What is I/I?
Infiltration/Inflow (I/I) is a term used to cover surface and groundwater that enters the system.
I/I reduces the capacity of sewers to carry wastewater, and can adversely affect the performance of the wastewater treatment plant. In addition, it is not uncommon for basement flooding or sanitary sewer overflows to occur because of I/I.
All sanitary sewer systems have I/I. The challenge is to reduce excessive I/I. The determination of what is excessive varies from community to community.
Identifying and removing I/I can be a time-consume and expensive task if not properly pursued. Jones & Henry can help a community address the I/I problems in a cost-effective manner.
Jones & Henry has assisted many communities in programs designed to minimize I/I. Our experience with I/I has resulted in several solutions to different I/I problems. Solutions are developed following a cost-effective analysis of the situation.
Some of the solutions that have been recommended by Jones & Henry and implemented to control I/I include:
- Manhole Rehabilitation
- Sewer Lining
- In-line Storage
- Sanitary Relief Sewers
- Public Awareness Program
- Internal Sewer Grouting
- Sewer Replacement
- Equalization at the WWTP
- Foundation Drain Removal
- Express Sewers
Jones & Henry provides full service to arrive at a comprehensive program to remove excessive I/I. We tailor our services to your needs. We offer:
- Continuous Flow Monitoring
- Smoke Testing of Storm & Sanitary Sewers
- Dye Testing of Storm Systems
- Visual Inspection
- Manhole Evaluations
Preliminary Analysis: Preliminary analyses completed by Jones & Henry include the following:
- Statistical review of WWTP flows
- Review ratio of potable water to wastewater flows
- Analysis of past flooding problems
Project Report and Recommendations
The findings of the investigation, including financial capability analysis to select approach to the problem, are contained in a report.

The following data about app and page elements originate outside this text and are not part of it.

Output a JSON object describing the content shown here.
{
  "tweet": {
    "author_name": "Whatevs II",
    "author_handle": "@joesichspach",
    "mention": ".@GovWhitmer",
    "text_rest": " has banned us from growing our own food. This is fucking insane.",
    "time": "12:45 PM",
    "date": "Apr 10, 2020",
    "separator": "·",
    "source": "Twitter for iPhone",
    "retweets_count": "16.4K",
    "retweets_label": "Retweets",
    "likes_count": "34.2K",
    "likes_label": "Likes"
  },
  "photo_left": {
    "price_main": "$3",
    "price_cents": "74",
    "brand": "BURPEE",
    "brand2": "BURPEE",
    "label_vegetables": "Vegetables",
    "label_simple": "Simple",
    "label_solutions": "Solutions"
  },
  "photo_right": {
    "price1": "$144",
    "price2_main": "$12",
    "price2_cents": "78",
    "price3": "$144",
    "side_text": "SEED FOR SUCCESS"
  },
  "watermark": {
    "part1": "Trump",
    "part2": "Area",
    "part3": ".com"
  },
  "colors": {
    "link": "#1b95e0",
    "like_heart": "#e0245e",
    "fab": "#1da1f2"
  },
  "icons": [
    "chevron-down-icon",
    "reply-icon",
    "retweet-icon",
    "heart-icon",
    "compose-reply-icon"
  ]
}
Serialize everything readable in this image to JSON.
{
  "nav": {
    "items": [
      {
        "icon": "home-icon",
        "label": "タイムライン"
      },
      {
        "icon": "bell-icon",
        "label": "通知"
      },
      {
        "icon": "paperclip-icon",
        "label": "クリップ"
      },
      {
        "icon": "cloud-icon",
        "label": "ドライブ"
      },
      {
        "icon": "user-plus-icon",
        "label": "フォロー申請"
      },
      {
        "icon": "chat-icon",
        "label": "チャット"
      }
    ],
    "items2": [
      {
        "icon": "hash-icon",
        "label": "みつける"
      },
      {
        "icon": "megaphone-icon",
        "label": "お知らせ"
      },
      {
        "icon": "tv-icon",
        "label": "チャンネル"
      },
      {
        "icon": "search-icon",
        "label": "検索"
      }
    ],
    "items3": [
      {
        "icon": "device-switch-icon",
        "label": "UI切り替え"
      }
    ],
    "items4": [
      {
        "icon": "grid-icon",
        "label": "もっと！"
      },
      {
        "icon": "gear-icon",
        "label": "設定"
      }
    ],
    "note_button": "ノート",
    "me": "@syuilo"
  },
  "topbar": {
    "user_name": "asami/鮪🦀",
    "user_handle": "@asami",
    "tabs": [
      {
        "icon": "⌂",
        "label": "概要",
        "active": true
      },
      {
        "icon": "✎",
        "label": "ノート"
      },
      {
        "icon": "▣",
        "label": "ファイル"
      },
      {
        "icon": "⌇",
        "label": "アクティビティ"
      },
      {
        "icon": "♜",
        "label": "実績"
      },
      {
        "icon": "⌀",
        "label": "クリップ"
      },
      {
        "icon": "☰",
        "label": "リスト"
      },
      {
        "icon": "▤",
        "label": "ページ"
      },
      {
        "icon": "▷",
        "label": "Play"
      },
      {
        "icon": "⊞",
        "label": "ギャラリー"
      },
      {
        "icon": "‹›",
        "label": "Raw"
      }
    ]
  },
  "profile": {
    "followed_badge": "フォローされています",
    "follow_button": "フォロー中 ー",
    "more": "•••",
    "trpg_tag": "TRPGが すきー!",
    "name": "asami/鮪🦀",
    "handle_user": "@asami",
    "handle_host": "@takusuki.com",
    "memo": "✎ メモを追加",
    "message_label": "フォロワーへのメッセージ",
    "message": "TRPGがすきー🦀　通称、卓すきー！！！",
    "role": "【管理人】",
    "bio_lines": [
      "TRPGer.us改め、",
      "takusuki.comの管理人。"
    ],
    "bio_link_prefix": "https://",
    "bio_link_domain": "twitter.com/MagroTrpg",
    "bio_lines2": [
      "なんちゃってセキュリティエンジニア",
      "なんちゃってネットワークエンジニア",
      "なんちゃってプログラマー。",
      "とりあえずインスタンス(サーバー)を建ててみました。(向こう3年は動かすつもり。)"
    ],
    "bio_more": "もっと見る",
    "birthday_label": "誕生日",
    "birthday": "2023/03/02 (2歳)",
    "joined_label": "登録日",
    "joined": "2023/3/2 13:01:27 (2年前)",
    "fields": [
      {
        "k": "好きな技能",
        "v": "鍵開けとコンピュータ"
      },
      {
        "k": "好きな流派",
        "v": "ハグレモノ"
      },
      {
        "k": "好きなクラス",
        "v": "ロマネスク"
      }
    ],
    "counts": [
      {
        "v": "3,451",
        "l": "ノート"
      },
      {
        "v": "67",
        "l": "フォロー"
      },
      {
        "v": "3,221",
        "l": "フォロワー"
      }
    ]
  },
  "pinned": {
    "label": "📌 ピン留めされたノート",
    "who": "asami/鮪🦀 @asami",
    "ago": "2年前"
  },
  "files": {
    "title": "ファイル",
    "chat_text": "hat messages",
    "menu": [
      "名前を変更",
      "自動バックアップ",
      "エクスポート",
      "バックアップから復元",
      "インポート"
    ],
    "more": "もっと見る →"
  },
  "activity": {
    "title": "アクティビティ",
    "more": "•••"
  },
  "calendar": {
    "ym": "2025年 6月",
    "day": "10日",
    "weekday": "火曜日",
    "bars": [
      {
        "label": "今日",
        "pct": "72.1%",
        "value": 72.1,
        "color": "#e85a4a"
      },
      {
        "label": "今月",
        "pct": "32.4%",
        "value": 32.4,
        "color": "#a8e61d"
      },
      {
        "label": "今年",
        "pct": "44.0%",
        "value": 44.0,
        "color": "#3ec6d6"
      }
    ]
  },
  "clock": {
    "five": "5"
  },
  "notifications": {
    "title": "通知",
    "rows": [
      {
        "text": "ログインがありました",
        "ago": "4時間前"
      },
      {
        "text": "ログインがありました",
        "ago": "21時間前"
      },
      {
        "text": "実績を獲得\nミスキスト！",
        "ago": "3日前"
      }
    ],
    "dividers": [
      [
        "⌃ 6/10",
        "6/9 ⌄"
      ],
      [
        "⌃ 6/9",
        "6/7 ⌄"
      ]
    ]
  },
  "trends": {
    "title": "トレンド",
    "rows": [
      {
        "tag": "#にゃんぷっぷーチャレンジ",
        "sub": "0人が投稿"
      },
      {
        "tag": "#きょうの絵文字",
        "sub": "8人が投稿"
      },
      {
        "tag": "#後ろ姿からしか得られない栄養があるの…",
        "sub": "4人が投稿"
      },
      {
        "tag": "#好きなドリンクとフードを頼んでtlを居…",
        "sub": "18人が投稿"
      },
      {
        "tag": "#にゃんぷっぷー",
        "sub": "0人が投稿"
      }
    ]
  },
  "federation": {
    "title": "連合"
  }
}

The report also includes recommendations as well as preliminary costs.
Jones & Henry has the resources and experience to help you develop a successful program. Realistically, a program that reduces I/I by 25 to 30 percent is considered successful. The results of such a program help to solve many problems and contribute to enhancing public health.